=== Problem to solve ===
Retype each of the entries below exactly as written.

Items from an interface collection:
------------

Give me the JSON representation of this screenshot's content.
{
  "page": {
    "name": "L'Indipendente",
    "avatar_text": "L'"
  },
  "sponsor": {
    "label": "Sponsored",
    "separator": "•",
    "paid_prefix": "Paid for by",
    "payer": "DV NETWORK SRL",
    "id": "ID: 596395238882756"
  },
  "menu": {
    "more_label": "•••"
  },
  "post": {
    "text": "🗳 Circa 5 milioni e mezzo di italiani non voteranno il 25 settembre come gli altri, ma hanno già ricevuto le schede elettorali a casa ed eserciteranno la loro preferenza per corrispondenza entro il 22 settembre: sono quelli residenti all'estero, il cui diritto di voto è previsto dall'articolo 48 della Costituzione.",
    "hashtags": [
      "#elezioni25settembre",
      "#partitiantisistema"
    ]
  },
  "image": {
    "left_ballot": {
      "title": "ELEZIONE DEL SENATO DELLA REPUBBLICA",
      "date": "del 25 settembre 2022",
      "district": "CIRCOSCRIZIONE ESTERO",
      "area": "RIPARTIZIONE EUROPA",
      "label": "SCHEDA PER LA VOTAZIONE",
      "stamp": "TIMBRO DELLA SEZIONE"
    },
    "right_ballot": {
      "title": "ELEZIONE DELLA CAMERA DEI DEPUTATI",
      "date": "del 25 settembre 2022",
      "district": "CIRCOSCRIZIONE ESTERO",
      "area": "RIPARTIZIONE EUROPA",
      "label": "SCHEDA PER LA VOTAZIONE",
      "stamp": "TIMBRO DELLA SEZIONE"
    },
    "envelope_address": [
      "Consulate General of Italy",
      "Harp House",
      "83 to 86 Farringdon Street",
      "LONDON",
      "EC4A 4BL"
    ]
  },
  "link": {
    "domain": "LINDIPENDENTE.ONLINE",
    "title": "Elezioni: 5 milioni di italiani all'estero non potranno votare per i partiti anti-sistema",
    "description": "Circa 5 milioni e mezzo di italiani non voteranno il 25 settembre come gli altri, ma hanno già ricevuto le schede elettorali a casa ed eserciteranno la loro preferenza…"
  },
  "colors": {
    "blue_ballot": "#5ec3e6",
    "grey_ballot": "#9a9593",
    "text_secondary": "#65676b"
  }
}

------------

=== Answer space ===
Give me the JSON representation of this screenshot's content.
{
  "page": {
    "name": "L'Indipendente",
    "avatar_text": "L'"
  },
  "sponsor": {
    "label": "Sponsored",
    "separator": "•",
    "paid_prefix": "Paid for by",
    "payer": "DV NETWORK SRL",
    "id": "ID: 596395238882756"
  },
  "menu": {
    "more_label": "•••"
  },
  "post": {
    "text": "🗳 Circa 5 milioni e mezzo di italiani non voteranno il 25 settembre come gli altri, ma hanno già ricevuto le schede elettorali a casa ed eserciteranno la loro preferenza per corrispondenza entro il 22 settembre: sono quelli residenti all'estero, il cui diritto di voto è previsto dall'articolo 48 della Costituzione.",
    "hashtags": [
      "#elezioni25settembre",
      "#partitiantisistema"
    ]
  },
  "image": {
    "left_ballot": {
      "title": "ELEZIONE DEL SENATO DELLA REPUBBLICA",
      "date": "del 25 settembre 2022",
      "district": "CIRCOSCRIZIONE ESTERO",
      "area": "RIPARTIZIONE EUROPA",
      "label": "SCHEDA PER LA VOTAZIONE",
      "stamp": "TIMBRO DELLA SEZIONE"
    },
    "right_ballot": {
      "title": "ELEZIONE DELLA CAMERA DEI DEPUTATI",
      "date": "del 25 settembre 2022",
      "district": "CIRCOSCRIZIONE ESTERO",
      "area": "RIPARTIZIONE EUROPA",
      "label": "SCHEDA PER LA VOTAZIONE",
      "stamp": "TIMBRO DELLA SEZIONE"
    },
    "envelope_address": [
      "Consulate General of Italy",
      "Harp House",
      "83 to 86 Farringdon Street",
      "LONDON",
      "EC4A 4BL"
    ]
  },
  "link": {
    "domain": "LINDIPENDENTE.ONLINE",
    "title": "Elezioni: 5 milioni di italiani all'estero non potranno votare per i partiti anti-sistema",
    "description": "Circa 5 milioni e mezzo di italiani non voteranno il 25 settembre come gli altri, ma hanno già ricevuto le schede elettorali a casa ed eserciteranno la loro preferenza…"
  },
  "colors": {
    "blue_ballot": "#5ec3e6",
    "grey_ballot": "#9a9593",
    "text_secondary": "#65676b"
  }
}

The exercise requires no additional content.